For the third round in succession, Movistar Yamaha stud Jorge Lorenzo jumped out to an early lead, switched on the autopilot on his YZR-M1, cranked up Kings of Leon on his MP3 player, and never broke a sweat in winning the Gran Premio d’Italia TIM. What was suspected after Le Mans has now been confirmed at Mugello – Jorge Lorenzo is the man to beat for the 2015 MotoGP championship. The only way things could get any worse for Honda’s double defending world champion Marc Marquez would be if Lorenzo were to steal his girlfriend.
MotoGP brings its act from the bucolic French countryside to the hills of Tuscany as Round 6 of the 2015 season arrives. Within the top tranche of the premier class food chain, the standings are scrambled, while the rest of the top ten reside pretty much where we expected heading into the year. Team Yamaha has been hot of late, and this trend could continue in Italy unless Repsol Honda double defending world champion Marc Marquez gets himself together. Right now would be a good time to do so.
The 2014 GP TIM di San Marino e Della Rivera di Rimini will be remembered for a number of things in years to come. The 54,543 Italian fans in attendance experienced the ecstasy of watching their idol, Movistar Yamaha mullah Valentino Rossi, win for the first time since Assen in 2013 and for the first time in Italy since Misano in 2009. They witnessed the annual crash of the impertinent Marc Marquez, who laid his Repsol Honda down going perhaps 35 miles per hour in Turn 4 of Lap 10. They saw their national motorcycle, Ducati, place two riders in the top five. And, for the first time since The Renaissance, they could head home feeling their country may have turned the corner after 500 years of uninterrupted decline.

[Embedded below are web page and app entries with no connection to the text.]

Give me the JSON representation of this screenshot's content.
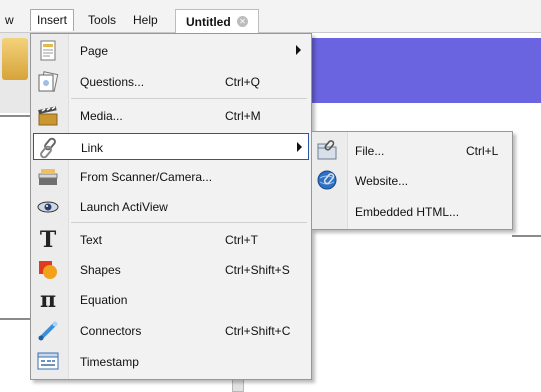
{
  "menubar": {
    "items": [
      {
        "label": "w"
      },
      {
        "label": "Insert"
      },
      {
        "label": "Tools"
      },
      {
        "label": "Help"
      }
    ],
    "document_tab": {
      "label": "Untitled"
    }
  },
  "insert_menu": {
    "items": [
      {
        "label": "Page",
        "shortcut": "",
        "icon": "page-icon",
        "has_submenu": true
      },
      {
        "label": "Questions...",
        "shortcut": "Ctrl+Q",
        "icon": "questions-icon"
      },
      {
        "label": "Media...",
        "shortcut": "Ctrl+M",
        "icon": "media-icon"
      },
      {
        "label": "Link",
        "shortcut": "",
        "icon": "link-icon",
        "has_submenu": true,
        "highlighted": true
      },
      {
        "label": "From Scanner/Camera...",
        "shortcut": "",
        "icon": "scanner-icon"
      },
      {
        "label": "Launch ActiView",
        "shortcut": "",
        "icon": "actiview-icon"
      },
      {
        "label": "Text",
        "shortcut": "Ctrl+T",
        "icon": "text-icon"
      },
      {
        "label": "Shapes",
        "shortcut": "Ctrl+Shift+S",
        "icon": "shapes-icon"
      },
      {
        "label": "Equation",
        "shortcut": "",
        "icon": "equation-icon"
      },
      {
        "label": "Connectors",
        "shortcut": "Ctrl+Shift+C",
        "icon": "connectors-icon"
      },
      {
        "label": "Timestamp",
        "shortcut": "",
        "icon": "timestamp-icon"
      }
    ]
  },
  "link_submenu": {
    "items": [
      {
        "label": "File...",
        "shortcut": "Ctrl+L",
        "icon": "file-link-icon"
      },
      {
        "label": "Website...",
        "shortcut": "",
        "icon": "website-icon"
      },
      {
        "label": "Embedded HTML...",
        "shortcut": "",
        "icon": ""
      }
    ]
  },
  "colors": {
    "highlight_border": "#2e55a0",
    "canvas_accent": "#6a64e0",
    "menu_background": "#f2f2f2"
  }
}
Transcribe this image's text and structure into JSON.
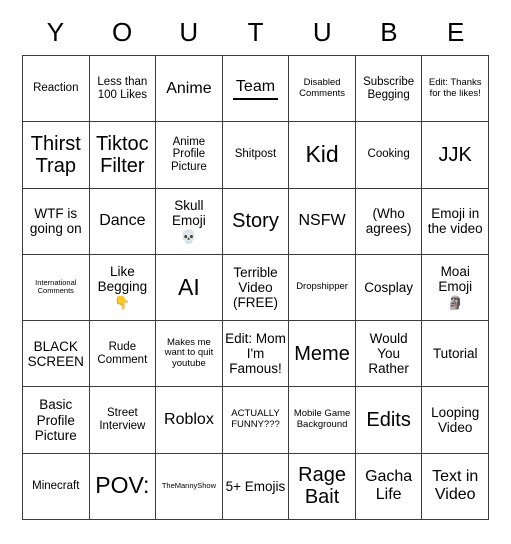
{
  "card": {
    "header_letters": [
      "Y",
      "O",
      "U",
      "T",
      "U",
      "B",
      "E"
    ],
    "rows": [
      [
        {
          "text": "Reaction",
          "size": "fs-s"
        },
        {
          "text": "Less than 100 Likes",
          "size": "fs-s"
        },
        {
          "text": "Anime",
          "size": "fs-l"
        },
        {
          "text": "Team",
          "size": "fs-l",
          "rule": true
        },
        {
          "text": "Disabled Comments",
          "size": "fs-xs"
        },
        {
          "text": "Subscribe Begging",
          "size": "fs-s"
        },
        {
          "text": "Edit: Thanks for the likes!",
          "size": "fs-xs"
        }
      ],
      [
        {
          "text": "Thirst Trap",
          "size": "fs-xl"
        },
        {
          "text": "Tiktoc Filter",
          "size": "fs-xl"
        },
        {
          "text": "Anime Profile Picture",
          "size": "fs-s"
        },
        {
          "text": "Shitpost",
          "size": "fs-s"
        },
        {
          "text": "Kid",
          "size": "fs-xxl"
        },
        {
          "text": "Cooking",
          "size": "fs-s"
        },
        {
          "text": "JJK",
          "size": "fs-xl"
        }
      ],
      [
        {
          "text": "WTF is going on",
          "size": "fs-m"
        },
        {
          "text": "Dance",
          "size": "fs-l"
        },
        {
          "text": "Skull Emoji",
          "size": "fs-m",
          "emoji": "💀"
        },
        {
          "text": "Story",
          "size": "fs-xl"
        },
        {
          "text": "NSFW",
          "size": "fs-l"
        },
        {
          "text": "(Who agrees)",
          "size": "fs-m"
        },
        {
          "text": "Emoji in the video",
          "size": "fs-m"
        }
      ],
      [
        {
          "text": "International Comments",
          "size": "fs-xxs"
        },
        {
          "text": "Like Begging",
          "size": "fs-m",
          "emoji": "👇"
        },
        {
          "text": "AI",
          "size": "fs-xxl"
        },
        {
          "text": "Terrible Video (FREE)",
          "size": "fs-m"
        },
        {
          "text": "Dropshipper",
          "size": "fs-xs"
        },
        {
          "text": "Cosplay",
          "size": "fs-m"
        },
        {
          "text": "Moai Emoji",
          "size": "fs-m",
          "emoji": "🗿"
        }
      ],
      [
        {
          "text": "BLACK SCREEN",
          "size": "fs-m"
        },
        {
          "text": "Rude Comment",
          "size": "fs-s"
        },
        {
          "text": "Makes me want to quit youtube",
          "size": "fs-xs"
        },
        {
          "text": "Edit: Mom I'm Famous!",
          "size": "fs-m"
        },
        {
          "text": "Meme",
          "size": "fs-xl"
        },
        {
          "text": "Would You Rather",
          "size": "fs-m"
        },
        {
          "text": "Tutorial",
          "size": "fs-m"
        }
      ],
      [
        {
          "text": "Basic Profile Picture",
          "size": "fs-m"
        },
        {
          "text": "Street Interview",
          "size": "fs-s"
        },
        {
          "text": "Roblox",
          "size": "fs-l"
        },
        {
          "text": "ACTUALLY FUNNY???",
          "size": "fs-xs"
        },
        {
          "text": "Mobile Game Background",
          "size": "fs-xs"
        },
        {
          "text": "Edits",
          "size": "fs-xl"
        },
        {
          "text": "Looping Video",
          "size": "fs-m"
        }
      ],
      [
        {
          "text": "Minecraft",
          "size": "fs-s"
        },
        {
          "text": "POV:",
          "size": "fs-xxl"
        },
        {
          "text": "TheMannyShow",
          "size": "fs-xxs"
        },
        {
          "text": "5+ Emojis",
          "size": "fs-m"
        },
        {
          "text": "Rage Bait",
          "size": "fs-xl"
        },
        {
          "text": "Gacha Life",
          "size": "fs-l"
        },
        {
          "text": "Text in Video",
          "size": "fs-l"
        }
      ]
    ]
  },
  "colors": {
    "background": "#ffffff",
    "grid_line": "#3c3c3c",
    "text": "#000000"
  }
}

In a déjà vu of Assen two weeks ago, chaos reigned at the start of the German Grand Prix at the Sachsenring. Hard rain was quickly giving way to clearing skies, and crews were rolling the dice on tire choices. After the sighting lap, 14 bikes started from pit lane after changing from wets to slicks, including all four of the factory Honda and Yamaha machines. At the end of the day, though, it was Marc Marquez leading a Honda 1-2, joined on the podium by Dani Pedrosa and Jorge Lorenzo. Plus ça change, plus c’est la même chose.